Here are my recent interesting finds:

There was a Mango Mania 2013 event going on last Friday – with a very catchy: “More than 100 varieties of delicious mangoes from around the world”.

BAM! You know me and my incurable addiction to mangoes. I was excited!

Mangoes at Lulu's Hypermarket

Would you believe, these mangoes looks so much alike but they are different varieties!

Mangoes at Lulu's Hypermarket

I was actually tempted to buy one of each variety.

Mangoes at Lulu's Hypermarket

When it’s mango season in India, I am always in trouble. It’s like I’m on a stocking expedition everyday, experimenting on a variety with the aim to try it all!

So far, my favorites are Alphonso and Badami. Then there’s this variety from Thailand which is pricey. I have to give up my other vices for that (chocolates, duh).

Meanwhile, at the baby’s section, I saw this, way down the rack:

Gripe Water at Lulu's Hypermarket

Gripewater for colic! Where was this when I was feeling so helpless colic with Benjamin?

Another great find: Ella’s Organic squished fruit smoothies that Ben loves so much.

Ella's at Lulu's Hypermarket

These are a few dirhams more expensive at Spinneys but only AED6.75 (US$1.8) at Lulu’s! I know what I’m going to bring on our long flight to Japan next month.

Next is what you won’t expect to find in grocery stores here: MOCHI!

Mochi is Japanese rice cake made of mochigome, a short-grain Japonica glutinous rice. The rice is pounded into paste and molded into the desired shape, often with sweet fillings. The ones sold in Lulu’s are green tea, red bean, peanut, durian(!) and black sesame. We first found it during the Singaporean Festival event but glad they continued to sell it now.

Next, I found a butter that tastes like…real deal butter.

Kerrygold butter at Lulu's Hypermarket

There are a lot of other interesting stuff at Lulu’s lately: Gluten free items, Onken natural biopot yogurt (way cheaper), etc, etc!

TIP: The best times to shop at Lulu’s is early mornings, especially on a weekend (Friday/Saturday here). I often leave the house before 9am because that is the only way you can maneuver your shopping cart without bumping on anyone or you can have your fruits/veggies weighed or getting fresh grated coconut without having to endure the cue like you’re in Disneyland!

Once I finish my grocery shopping and come out of the store at around 11am, it’s mayhem!

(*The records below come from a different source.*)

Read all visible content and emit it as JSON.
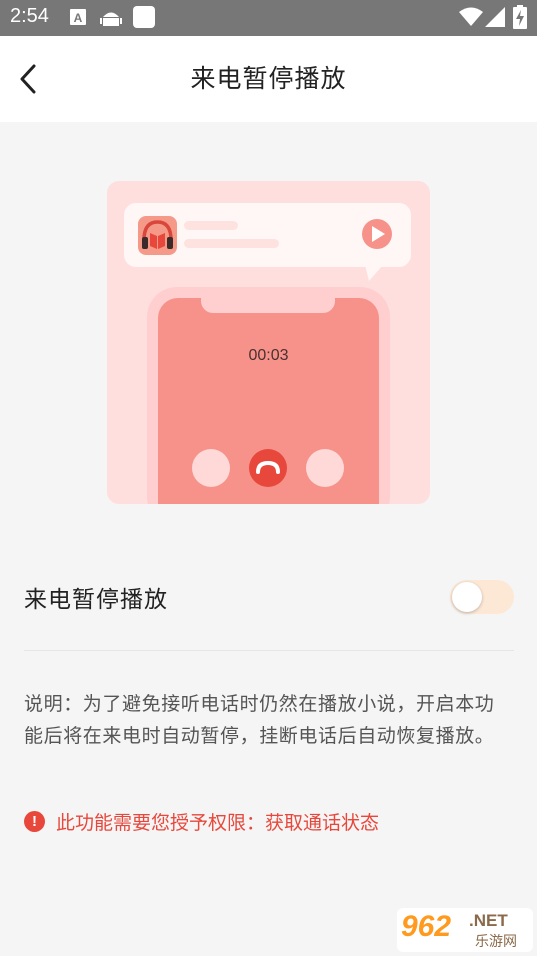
{
  "status_bar": {
    "time": "2:54",
    "icons": [
      "a-notification-icon",
      "android-robot-icon",
      "white-square-icon",
      "wifi-icon",
      "signal-icon",
      "battery-charging-icon"
    ]
  },
  "header": {
    "back_icon": "chevron-left-icon",
    "title": "来电暂停播放"
  },
  "illustration": {
    "timer": "00:03",
    "notification_icon": "headphones-book-icon",
    "play_icon": "play-icon",
    "hangup_icon": "hang-up-icon"
  },
  "setting": {
    "label": "来电暂停播放",
    "enabled": false
  },
  "description": "说明：为了避免接听电话时仍然在播放小说，开启本功能后将在来电时自动暂停，挂断电话后自动恢复播放。",
  "permission": {
    "icon": "exclamation-icon",
    "icon_glyph": "!",
    "text": "此功能需要您授予权限：获取通话状态"
  },
  "watermark": {
    "number": "962",
    "domain": ".NET",
    "site": "乐游网"
  },
  "colors": {
    "accent": "#e8483c",
    "illustration_bg": "#ffdede",
    "phone_body": "#f6928a",
    "toggle_off": "#fde8d6"
  }
}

And the roads just outside of Lulu’s? Traffic, traffic, traffic! All roads lead to Lulu’s on the weekend near noon time and Thursday night and all other nights beyond 8pm!